Corporation Law. The former Corporation Law has been replaced by Corporation Code
of the Philippines. under the Corporation Code the one requesting the inspection of
records must not have been guilty of using improperly any information through a prior
examination, and that the person asking for such examination must be acting in good
faith and for a legitimate purpose in making his demand.
Although the petitioner has claimed that he has justifiable motives in seeking the
inspection of the books of the respondent bank, he has not set forth the reasons and the
purposes for which he desires such inspection, except to satisfy himself as to the truth of

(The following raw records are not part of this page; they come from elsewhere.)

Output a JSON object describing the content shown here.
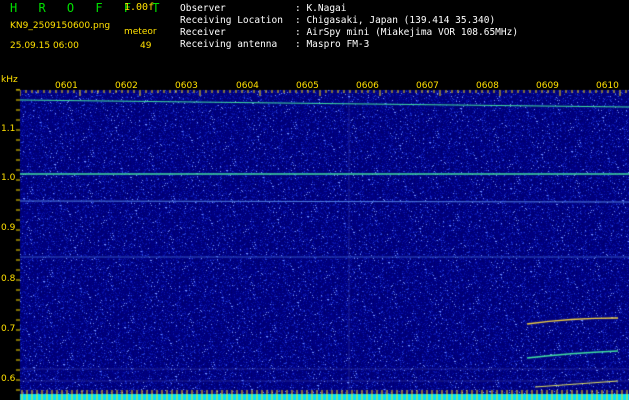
{
  "header": {
    "app_title": "H R O F F T",
    "version": "1.00f",
    "filename": "KN9_2509150600.png",
    "mode": "meteor",
    "datetime": "25.09.15 06:00",
    "count": "49"
  },
  "info": [
    {
      "key": "Observer",
      "value": ": K.Nagai"
    },
    {
      "key": "Receiving Location",
      "value": ": Chigasaki, Japan (139.414 35.340)"
    },
    {
      "key": "Receiver",
      "value": ": AirSpy mini (Miakejima VOR 108.65MHz)"
    },
    {
      "key": "Receiving antenna",
      "value": ": Maspro FM-3"
    }
  ],
  "axis": {
    "y_unit": "kHz",
    "y_ticks": [
      "1.1",
      "1.0",
      "0.9",
      "0.8",
      "0.7",
      "0.6"
    ],
    "x_ticks": [
      "0601",
      "0602",
      "0603",
      "0604",
      "0605",
      "0606",
      "0607",
      "0608",
      "0609",
      "0610"
    ]
  },
  "colors": {
    "background": "#00008a",
    "carrier": "#40e0a0",
    "tick": "#ffe000",
    "bottom_band": "#00e0ff"
  }
}
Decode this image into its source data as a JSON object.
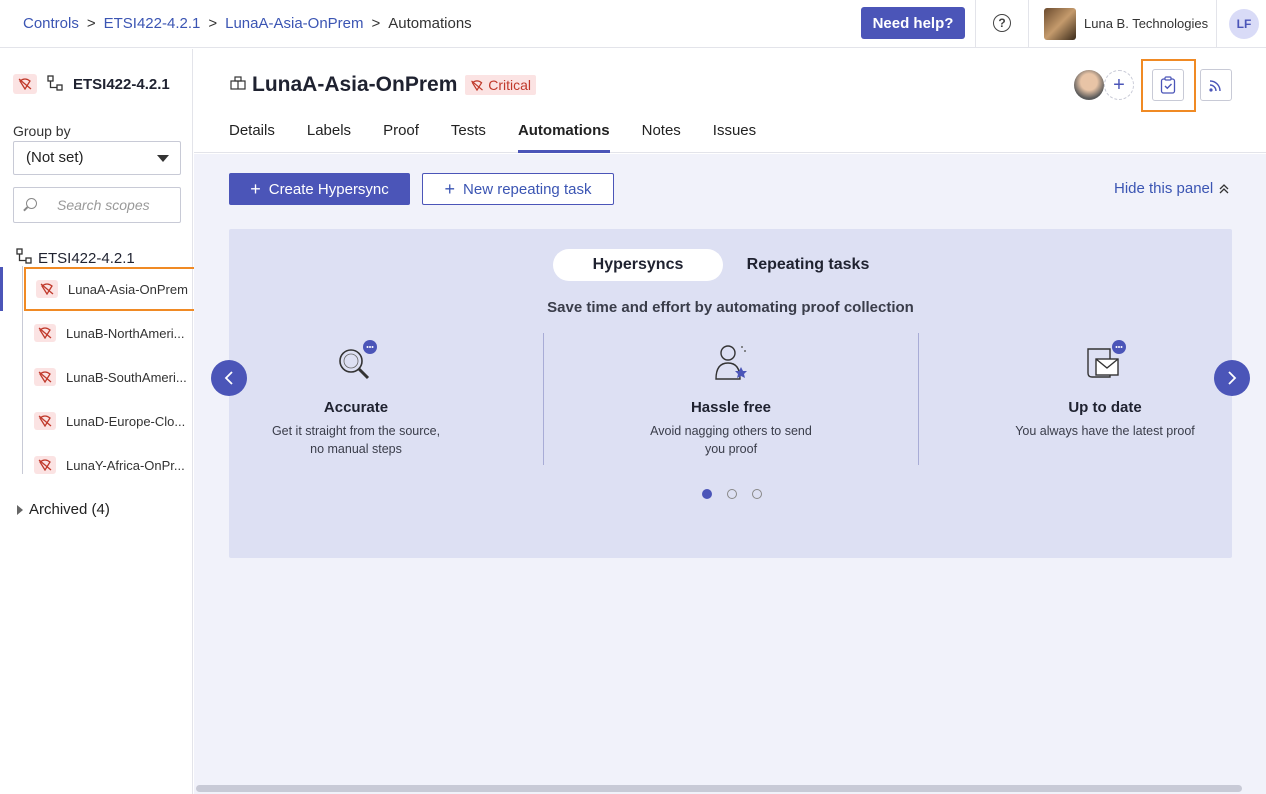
{
  "breadcrumbs": [
    {
      "label": "Controls"
    },
    {
      "label": "ETSI422-4.2.1"
    },
    {
      "label": "LunaA-Asia-OnPrem"
    },
    {
      "label": "Automations"
    }
  ],
  "header": {
    "help_label": "Need help?",
    "help_icon": "?",
    "org_name": "Luna B. Technologies",
    "user_initials": "LF"
  },
  "sidebar": {
    "title": "ETSI422-4.2.1",
    "group_by_label": "Group by",
    "group_by_value": "(Not set)",
    "search_placeholder": "Search scopes",
    "tree_root": "ETSI422-4.2.1",
    "items": [
      {
        "label": "LunaA-Asia-OnPrem"
      },
      {
        "label": "LunaB-NorthAmeri..."
      },
      {
        "label": "LunaB-SouthAmeri..."
      },
      {
        "label": "LunaD-Europe-Clo..."
      },
      {
        "label": "LunaY-Africa-OnPr..."
      }
    ],
    "archived_label": "Archived (4)"
  },
  "scope": {
    "name": "LunaA-Asia-OnPrem",
    "badge": "Critical"
  },
  "tabs": [
    {
      "label": "Details"
    },
    {
      "label": "Labels"
    },
    {
      "label": "Proof"
    },
    {
      "label": "Tests"
    },
    {
      "label": "Automations"
    },
    {
      "label": "Notes"
    },
    {
      "label": "Issues"
    }
  ],
  "toolbar": {
    "create_label": "Create Hypersync",
    "repeat_label": "New repeating task",
    "hide_label": "Hide this panel"
  },
  "panel": {
    "seg_hypersyncs": "Hypersyncs",
    "seg_repeating": "Repeating tasks",
    "subtitle": "Save time and effort by automating proof collection",
    "features": [
      {
        "title": "Accurate",
        "line1": "Get it straight from the source,",
        "line2": "no manual steps"
      },
      {
        "title": "Hassle free",
        "line1": "Avoid nagging others to send",
        "line2": "you proof"
      },
      {
        "title": "Up to date",
        "line1": "You always have the latest proof",
        "line2": ""
      }
    ],
    "active_dot": 1,
    "total_dots": 3
  },
  "colors": {
    "accent": "#4b55b8",
    "critical": "#c0392b",
    "highlight": "#f08a24",
    "panel_bg": "#dde0f3"
  }
}
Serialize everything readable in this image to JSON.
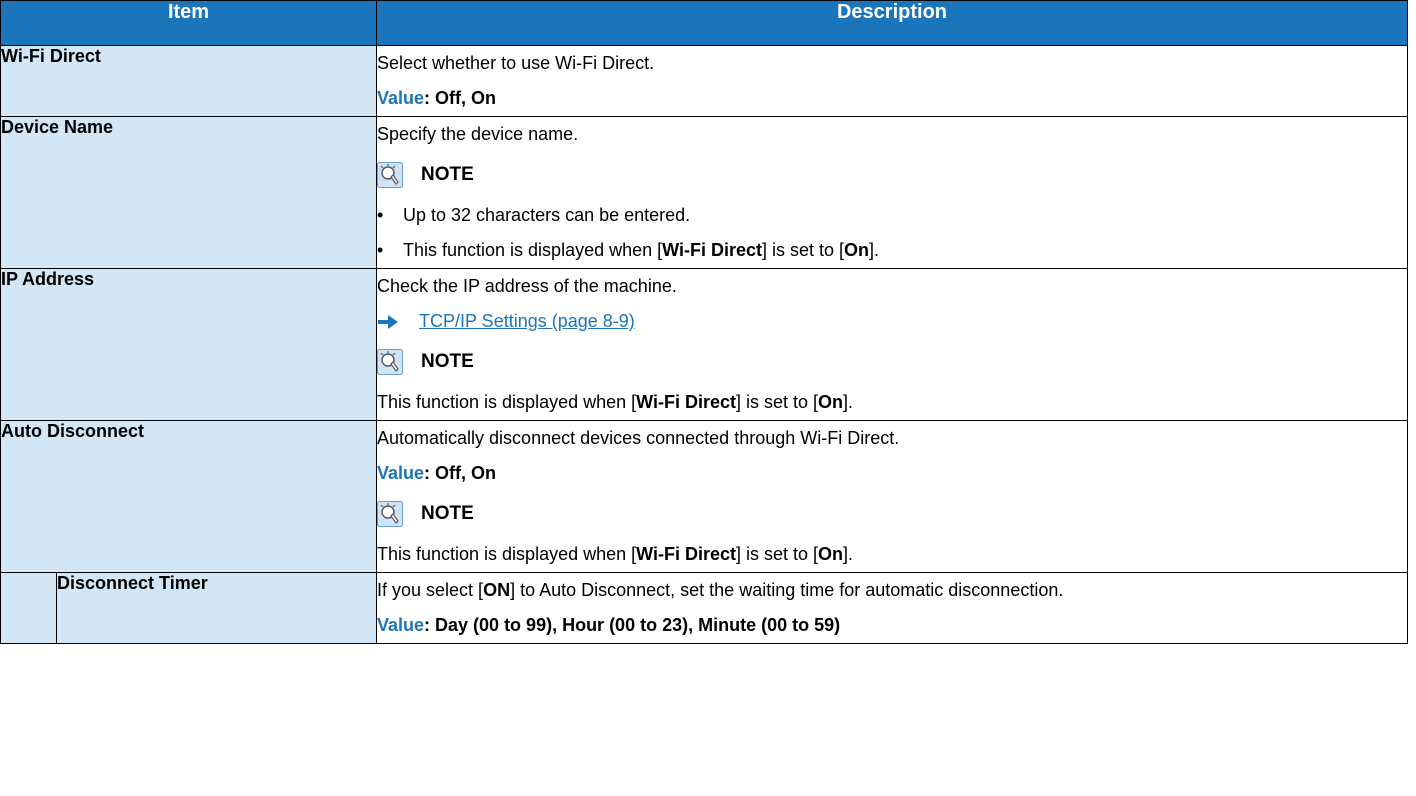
{
  "header": {
    "item": "Item",
    "description": "Description"
  },
  "rows": {
    "wifi_direct": {
      "item": "Wi-Fi Direct",
      "desc": "Select whether to use Wi-Fi Direct.",
      "value_label": "Value",
      "value_text": ": Off, On"
    },
    "device_name": {
      "item": "Device Name",
      "desc": "Specify the device name.",
      "note_title": "NOTE",
      "bullet1": "Up to 32 characters can be entered.",
      "bullet2_pre": "This function is displayed when [",
      "bullet2_b1": "Wi-Fi Direct",
      "bullet2_mid": "] is set to [",
      "bullet2_b2": "On",
      "bullet2_post": "]."
    },
    "ip_address": {
      "item": "IP Address",
      "desc": "Check the IP address of the machine.",
      "link": "TCP/IP Settings (page 8-9)",
      "note_title": "NOTE",
      "note_pre": "This function is displayed when [",
      "note_b1": "Wi-Fi Direct",
      "note_mid": "] is set to [",
      "note_b2": "On",
      "note_post": "]."
    },
    "auto_disconnect": {
      "item": "Auto Disconnect",
      "desc": "Automatically disconnect devices connected through Wi-Fi Direct.",
      "value_label": "Value",
      "value_text": ": Off, On",
      "note_title": "NOTE",
      "note_pre": "This function is displayed when [",
      "note_b1": "Wi-Fi Direct",
      "note_mid": "] is set to [",
      "note_b2": "On",
      "note_post": "]."
    },
    "disconnect_timer": {
      "item": "Disconnect Timer",
      "desc_pre": "If you select [",
      "desc_b": "ON",
      "desc_post": "] to Auto Disconnect, set the waiting time for automatic disconnection.",
      "value_label": "Value",
      "value_text": ": Day (00 to 99), Hour (00 to 23), Minute (00 to 59)"
    }
  },
  "icons": {
    "note": "lightbulb-note-icon",
    "xref": "arrow-right-icon"
  },
  "colors": {
    "header_bg": "#1b75bb",
    "item_bg": "#d2e6f5",
    "accent": "#1b75bb"
  }
}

published reports regarding certain transactions entered into by the respondent bank
and to inquire into their validity. The circumstances under which he acquired one share
of stock in the respondent bank purposely to exercise the right of inspection do not
argue in favor of his good faith and proper motivation.
2. YES. The Philippine National Bank is not an ordinary corporation. Having a charter of
its own, it is not governed, as a rule, by the Corporation Code of the Philippines.
Under PNB's charter, officers designated by law to inspect or investigate the condition of
the National Bank, shall not reveal to any person other than the President of the
Philippines, the Secretary of Finance, and the Board of Directors the details of the
inspection or investigation, nor shall they give any information relative to the funds in
its custody, its current accounts or deposits belonging to private individuals,
corporations, or any other entity, except by order of a Court of competent jurisdiction.